**Work instruction**:
Scan the records for the string "player", then copy each line that has it.

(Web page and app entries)
****

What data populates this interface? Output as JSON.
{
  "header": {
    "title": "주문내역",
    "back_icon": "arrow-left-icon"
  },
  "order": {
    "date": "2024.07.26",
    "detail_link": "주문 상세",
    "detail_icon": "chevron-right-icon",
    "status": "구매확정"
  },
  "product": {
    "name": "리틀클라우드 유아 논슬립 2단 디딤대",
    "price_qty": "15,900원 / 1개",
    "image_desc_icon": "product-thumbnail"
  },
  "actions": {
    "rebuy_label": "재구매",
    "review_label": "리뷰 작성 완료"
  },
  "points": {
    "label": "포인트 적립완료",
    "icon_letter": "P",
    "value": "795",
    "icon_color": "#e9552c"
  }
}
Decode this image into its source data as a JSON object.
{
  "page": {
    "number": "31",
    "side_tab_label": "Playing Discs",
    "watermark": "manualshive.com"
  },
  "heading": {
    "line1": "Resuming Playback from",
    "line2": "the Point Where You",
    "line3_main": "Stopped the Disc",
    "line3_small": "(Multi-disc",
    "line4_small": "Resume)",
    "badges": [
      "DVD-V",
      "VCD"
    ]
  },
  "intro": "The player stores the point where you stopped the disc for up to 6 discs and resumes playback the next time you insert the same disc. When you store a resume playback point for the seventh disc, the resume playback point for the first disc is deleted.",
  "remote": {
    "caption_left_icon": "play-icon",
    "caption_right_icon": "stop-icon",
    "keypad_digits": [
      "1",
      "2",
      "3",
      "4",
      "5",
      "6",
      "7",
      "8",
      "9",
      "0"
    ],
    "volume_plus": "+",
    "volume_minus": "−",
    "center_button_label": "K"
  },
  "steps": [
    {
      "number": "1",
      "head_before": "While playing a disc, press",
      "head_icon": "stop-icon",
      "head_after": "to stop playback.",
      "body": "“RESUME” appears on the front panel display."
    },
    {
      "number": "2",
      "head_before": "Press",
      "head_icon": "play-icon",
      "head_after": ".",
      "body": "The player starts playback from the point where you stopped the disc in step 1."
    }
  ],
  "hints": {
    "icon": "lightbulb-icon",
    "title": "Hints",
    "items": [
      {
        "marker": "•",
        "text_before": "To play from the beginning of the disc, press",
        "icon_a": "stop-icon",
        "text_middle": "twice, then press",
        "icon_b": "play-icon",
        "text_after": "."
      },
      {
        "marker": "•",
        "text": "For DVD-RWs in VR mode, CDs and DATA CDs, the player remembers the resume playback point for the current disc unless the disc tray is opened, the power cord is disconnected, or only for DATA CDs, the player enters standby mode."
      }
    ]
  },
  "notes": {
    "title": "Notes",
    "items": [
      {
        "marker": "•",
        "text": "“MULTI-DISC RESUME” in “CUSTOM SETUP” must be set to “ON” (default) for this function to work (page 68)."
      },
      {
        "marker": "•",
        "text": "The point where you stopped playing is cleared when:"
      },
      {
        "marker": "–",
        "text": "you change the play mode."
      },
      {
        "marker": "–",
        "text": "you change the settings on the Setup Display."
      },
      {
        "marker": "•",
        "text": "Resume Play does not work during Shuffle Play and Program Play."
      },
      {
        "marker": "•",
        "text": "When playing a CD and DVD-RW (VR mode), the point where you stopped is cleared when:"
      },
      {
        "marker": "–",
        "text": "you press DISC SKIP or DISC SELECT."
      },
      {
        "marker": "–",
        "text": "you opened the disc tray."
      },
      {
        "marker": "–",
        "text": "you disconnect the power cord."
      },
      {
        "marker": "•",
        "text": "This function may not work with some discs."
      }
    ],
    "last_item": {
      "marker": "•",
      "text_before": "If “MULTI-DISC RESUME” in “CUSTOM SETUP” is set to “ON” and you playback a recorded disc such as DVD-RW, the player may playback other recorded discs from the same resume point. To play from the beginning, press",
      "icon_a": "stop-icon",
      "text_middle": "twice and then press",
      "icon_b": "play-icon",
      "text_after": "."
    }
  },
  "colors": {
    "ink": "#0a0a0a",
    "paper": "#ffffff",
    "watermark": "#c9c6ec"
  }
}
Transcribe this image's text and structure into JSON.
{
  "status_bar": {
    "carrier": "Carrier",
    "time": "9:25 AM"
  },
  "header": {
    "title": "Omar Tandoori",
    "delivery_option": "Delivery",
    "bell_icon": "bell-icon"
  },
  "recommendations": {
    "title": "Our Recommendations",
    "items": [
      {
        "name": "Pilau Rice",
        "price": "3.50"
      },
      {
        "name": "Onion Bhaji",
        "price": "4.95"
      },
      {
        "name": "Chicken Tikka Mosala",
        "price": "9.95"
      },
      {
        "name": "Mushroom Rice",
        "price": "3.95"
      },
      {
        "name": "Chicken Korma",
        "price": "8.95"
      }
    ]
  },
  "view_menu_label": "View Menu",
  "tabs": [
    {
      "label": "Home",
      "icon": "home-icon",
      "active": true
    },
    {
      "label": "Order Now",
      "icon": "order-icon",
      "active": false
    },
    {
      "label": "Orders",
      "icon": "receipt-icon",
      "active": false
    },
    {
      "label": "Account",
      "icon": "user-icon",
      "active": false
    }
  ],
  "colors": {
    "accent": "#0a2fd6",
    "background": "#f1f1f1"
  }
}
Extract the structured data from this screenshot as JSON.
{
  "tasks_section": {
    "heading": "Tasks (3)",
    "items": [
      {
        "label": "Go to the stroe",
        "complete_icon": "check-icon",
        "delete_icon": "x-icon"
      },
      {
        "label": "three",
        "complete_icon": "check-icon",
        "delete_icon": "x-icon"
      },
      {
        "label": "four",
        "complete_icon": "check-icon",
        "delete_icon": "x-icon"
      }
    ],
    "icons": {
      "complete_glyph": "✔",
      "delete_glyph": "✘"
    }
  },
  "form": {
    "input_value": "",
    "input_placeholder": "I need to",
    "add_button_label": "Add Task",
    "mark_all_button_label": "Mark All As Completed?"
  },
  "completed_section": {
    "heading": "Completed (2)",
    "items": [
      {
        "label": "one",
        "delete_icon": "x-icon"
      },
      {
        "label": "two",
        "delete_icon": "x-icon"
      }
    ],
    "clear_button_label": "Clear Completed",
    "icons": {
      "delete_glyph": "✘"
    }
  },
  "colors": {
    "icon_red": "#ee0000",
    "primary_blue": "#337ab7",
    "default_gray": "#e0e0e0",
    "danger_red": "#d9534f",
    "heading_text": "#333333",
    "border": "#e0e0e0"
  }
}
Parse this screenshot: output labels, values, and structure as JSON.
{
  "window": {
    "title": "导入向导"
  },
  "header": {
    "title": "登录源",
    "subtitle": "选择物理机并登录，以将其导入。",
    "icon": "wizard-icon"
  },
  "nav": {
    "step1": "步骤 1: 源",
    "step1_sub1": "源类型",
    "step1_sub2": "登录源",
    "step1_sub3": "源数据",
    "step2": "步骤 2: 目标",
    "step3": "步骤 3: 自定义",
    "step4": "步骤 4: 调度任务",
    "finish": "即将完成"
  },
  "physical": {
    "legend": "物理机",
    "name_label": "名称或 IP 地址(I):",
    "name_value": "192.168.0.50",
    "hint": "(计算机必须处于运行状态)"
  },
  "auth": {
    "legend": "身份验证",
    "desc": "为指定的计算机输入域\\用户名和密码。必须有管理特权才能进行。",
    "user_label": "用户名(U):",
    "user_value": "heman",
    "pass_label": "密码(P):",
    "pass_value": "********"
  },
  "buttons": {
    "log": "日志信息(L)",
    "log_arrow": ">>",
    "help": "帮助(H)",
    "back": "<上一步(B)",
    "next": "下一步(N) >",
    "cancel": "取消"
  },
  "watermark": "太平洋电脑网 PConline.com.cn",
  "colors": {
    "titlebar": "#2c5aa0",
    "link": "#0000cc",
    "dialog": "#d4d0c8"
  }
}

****

**Answer for the task**:
  "intro": "The player stores the point where you stopped the disc for up to 6 discs and resumes playback the next time you insert the same disc. When you store a resume playback point for the seventh disc, the resume playback point for the first disc is deleted.",
      "body": "The player starts playback from the point where you stopped the disc in step 1."
        "text": "For DVD-RWs in VR mode, CDs and DATA CDs, the player remembers the resume playback point for the current disc unless the disc tray is opened, the power cord is disconnected, or only for DATA CDs, the player enters standby mode."
      "text_before": "If “MULTI-DISC RESUME” in “CUSTOM SETUP” is set to “ON” and you playback a recorded disc such as DVD-RW, the player may playback other recorded discs from the same resume point. To play from the beginning, press",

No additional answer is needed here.